> Work order
Work through the records that follow and return each line containing the word "price".

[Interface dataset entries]
========================================

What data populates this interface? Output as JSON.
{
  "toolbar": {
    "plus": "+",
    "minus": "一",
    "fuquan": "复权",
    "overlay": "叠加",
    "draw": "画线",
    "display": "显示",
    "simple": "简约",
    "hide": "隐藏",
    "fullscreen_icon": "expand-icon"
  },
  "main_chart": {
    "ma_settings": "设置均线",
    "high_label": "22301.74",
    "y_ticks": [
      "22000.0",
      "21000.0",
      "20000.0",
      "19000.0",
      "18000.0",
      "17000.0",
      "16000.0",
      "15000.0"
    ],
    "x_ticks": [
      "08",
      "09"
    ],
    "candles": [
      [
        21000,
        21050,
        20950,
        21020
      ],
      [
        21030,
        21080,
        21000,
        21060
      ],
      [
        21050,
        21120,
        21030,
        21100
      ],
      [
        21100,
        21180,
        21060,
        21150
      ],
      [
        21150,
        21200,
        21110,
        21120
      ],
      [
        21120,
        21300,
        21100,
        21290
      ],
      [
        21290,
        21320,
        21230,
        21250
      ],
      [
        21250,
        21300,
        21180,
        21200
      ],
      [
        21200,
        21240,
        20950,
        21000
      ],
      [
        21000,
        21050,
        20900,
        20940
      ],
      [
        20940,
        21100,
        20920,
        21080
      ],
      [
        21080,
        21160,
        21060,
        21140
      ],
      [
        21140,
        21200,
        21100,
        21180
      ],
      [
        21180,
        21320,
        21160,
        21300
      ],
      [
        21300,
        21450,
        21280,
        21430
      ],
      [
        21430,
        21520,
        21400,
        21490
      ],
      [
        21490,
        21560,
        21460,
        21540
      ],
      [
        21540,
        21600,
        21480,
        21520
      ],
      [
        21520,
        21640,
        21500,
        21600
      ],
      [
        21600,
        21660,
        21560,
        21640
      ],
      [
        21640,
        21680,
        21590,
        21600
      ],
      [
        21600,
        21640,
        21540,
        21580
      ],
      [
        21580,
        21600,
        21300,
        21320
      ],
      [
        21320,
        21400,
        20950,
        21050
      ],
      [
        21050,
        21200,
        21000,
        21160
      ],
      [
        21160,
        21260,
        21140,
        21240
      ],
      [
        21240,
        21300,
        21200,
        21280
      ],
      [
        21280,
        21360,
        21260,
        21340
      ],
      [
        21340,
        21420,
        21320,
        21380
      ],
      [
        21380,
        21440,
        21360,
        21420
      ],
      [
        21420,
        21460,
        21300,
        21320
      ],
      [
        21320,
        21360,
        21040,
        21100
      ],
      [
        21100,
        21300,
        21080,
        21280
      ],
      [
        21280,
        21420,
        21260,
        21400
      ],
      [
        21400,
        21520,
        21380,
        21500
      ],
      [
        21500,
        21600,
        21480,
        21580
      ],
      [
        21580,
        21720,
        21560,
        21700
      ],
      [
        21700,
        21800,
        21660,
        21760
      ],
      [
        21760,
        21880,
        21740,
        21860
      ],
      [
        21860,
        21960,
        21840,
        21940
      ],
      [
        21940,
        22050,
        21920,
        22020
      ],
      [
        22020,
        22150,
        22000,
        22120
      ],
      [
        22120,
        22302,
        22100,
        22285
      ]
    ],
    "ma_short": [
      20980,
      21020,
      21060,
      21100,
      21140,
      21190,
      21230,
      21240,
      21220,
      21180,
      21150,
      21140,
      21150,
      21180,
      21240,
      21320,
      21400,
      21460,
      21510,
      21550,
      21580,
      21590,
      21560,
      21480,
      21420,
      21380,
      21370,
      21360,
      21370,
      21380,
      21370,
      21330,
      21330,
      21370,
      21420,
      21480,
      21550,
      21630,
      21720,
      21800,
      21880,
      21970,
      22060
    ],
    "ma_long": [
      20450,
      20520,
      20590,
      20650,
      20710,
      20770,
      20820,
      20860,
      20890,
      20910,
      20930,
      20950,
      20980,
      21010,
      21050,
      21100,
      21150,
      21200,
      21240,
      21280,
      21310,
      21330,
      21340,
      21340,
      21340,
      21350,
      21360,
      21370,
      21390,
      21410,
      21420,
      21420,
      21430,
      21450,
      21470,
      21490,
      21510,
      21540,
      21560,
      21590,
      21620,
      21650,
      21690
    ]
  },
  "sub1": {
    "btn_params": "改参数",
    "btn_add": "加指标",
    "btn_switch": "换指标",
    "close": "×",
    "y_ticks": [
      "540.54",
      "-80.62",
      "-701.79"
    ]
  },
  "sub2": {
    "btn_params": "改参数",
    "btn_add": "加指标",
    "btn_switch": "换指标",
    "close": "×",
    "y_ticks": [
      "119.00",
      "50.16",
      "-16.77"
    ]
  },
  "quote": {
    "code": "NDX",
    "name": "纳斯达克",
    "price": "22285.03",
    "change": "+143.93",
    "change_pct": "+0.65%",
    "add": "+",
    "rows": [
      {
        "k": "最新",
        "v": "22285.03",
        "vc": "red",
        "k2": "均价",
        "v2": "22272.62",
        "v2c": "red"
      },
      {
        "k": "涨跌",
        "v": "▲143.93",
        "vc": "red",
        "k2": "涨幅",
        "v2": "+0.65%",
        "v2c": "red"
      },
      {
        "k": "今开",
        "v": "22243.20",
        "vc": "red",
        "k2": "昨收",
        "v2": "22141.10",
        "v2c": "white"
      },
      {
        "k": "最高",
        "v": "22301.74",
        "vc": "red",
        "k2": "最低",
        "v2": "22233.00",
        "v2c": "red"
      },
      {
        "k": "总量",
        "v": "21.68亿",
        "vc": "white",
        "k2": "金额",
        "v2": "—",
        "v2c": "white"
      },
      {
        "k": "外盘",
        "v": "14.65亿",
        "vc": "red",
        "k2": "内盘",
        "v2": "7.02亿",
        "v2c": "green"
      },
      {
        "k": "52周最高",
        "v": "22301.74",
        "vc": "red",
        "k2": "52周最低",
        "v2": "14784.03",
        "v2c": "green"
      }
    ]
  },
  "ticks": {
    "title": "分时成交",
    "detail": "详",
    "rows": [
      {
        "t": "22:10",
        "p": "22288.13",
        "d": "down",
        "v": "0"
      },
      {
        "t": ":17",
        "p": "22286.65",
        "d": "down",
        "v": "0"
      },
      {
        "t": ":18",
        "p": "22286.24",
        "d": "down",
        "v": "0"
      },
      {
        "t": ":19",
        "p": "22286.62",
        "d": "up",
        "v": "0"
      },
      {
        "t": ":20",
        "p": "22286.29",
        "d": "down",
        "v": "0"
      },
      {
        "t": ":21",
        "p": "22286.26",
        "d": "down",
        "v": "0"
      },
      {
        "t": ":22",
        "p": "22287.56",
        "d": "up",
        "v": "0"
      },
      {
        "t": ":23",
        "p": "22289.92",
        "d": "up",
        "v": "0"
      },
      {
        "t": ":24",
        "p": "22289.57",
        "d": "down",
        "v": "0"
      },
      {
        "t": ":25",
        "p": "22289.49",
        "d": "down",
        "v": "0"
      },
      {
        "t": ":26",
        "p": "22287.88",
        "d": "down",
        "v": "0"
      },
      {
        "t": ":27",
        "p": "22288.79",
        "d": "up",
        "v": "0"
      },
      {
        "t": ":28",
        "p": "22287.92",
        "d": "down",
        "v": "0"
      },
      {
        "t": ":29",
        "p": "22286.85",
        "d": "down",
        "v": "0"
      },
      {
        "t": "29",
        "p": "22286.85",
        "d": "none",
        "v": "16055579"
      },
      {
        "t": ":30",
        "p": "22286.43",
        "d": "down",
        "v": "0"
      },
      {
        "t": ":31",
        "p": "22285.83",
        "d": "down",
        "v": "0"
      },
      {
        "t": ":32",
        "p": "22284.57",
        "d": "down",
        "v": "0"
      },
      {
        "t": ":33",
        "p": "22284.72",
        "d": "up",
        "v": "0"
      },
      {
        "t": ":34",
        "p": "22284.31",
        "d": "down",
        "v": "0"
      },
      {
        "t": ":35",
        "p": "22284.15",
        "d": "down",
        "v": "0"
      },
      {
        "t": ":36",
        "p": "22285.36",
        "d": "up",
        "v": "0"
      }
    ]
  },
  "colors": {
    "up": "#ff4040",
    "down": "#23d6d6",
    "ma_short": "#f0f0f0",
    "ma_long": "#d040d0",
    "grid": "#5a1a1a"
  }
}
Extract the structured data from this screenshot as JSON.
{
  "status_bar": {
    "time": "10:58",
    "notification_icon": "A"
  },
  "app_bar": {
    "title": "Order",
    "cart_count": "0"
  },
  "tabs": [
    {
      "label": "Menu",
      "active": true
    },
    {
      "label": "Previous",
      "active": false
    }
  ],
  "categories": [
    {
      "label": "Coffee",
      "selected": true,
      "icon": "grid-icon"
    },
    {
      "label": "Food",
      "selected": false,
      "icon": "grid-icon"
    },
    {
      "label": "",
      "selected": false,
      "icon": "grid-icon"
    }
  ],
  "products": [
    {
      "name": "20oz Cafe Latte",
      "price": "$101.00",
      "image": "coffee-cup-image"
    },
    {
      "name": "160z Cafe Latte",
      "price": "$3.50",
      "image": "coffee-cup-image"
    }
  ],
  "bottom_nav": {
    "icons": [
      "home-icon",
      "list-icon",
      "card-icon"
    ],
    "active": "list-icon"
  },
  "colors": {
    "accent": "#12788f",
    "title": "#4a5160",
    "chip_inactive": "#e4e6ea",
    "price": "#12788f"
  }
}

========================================

> Expected output
    "price": "22285.03",
      "price": "$101.00",
      "price": "$3.50",
    "price": "#12788f"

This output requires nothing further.